#### AVAILABLE DATA ####

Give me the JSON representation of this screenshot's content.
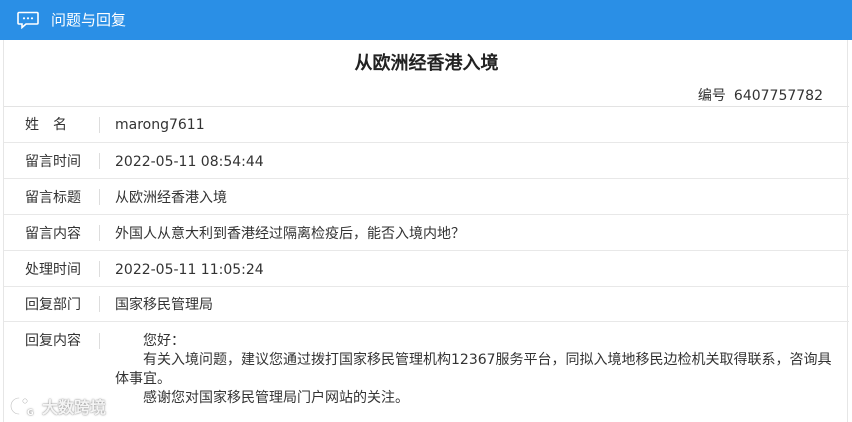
{
  "header": {
    "title": "问题与回复",
    "icon": "chat-bubble-icon",
    "bg_color": "#2a8fe6"
  },
  "main": {
    "title": "从欧洲经香港入境",
    "serial_label": "编号",
    "serial_value": "6407757782"
  },
  "fields": [
    {
      "label": "姓　名",
      "value": "marong7611"
    },
    {
      "label": "留言时间",
      "value": "2022-05-11 08:54:44"
    },
    {
      "label": "留言标题",
      "value": "从欧洲经香港入境"
    },
    {
      "label": "留言内容",
      "value": "外国人从意大利到香港经过隔离检疫后，能否入境内地？"
    },
    {
      "label": "处理时间",
      "value": "2022-05-11 11:05:24"
    },
    {
      "label": "回复部门",
      "value": "国家移民管理局"
    }
  ],
  "reply": {
    "label": "回复内容",
    "paragraphs": [
      "您好：",
      "有关入境问题，建议您通过拨打国家移民管理机构12367服务平台，同拟入境地移民边检机关取得联系，咨询具体事宜。",
      "感谢您对国家移民管理局门户网站的关注。"
    ]
  },
  "watermark": {
    "text": "大数跨境",
    "icon": "logo-icon"
  }
}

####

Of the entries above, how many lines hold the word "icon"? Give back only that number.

2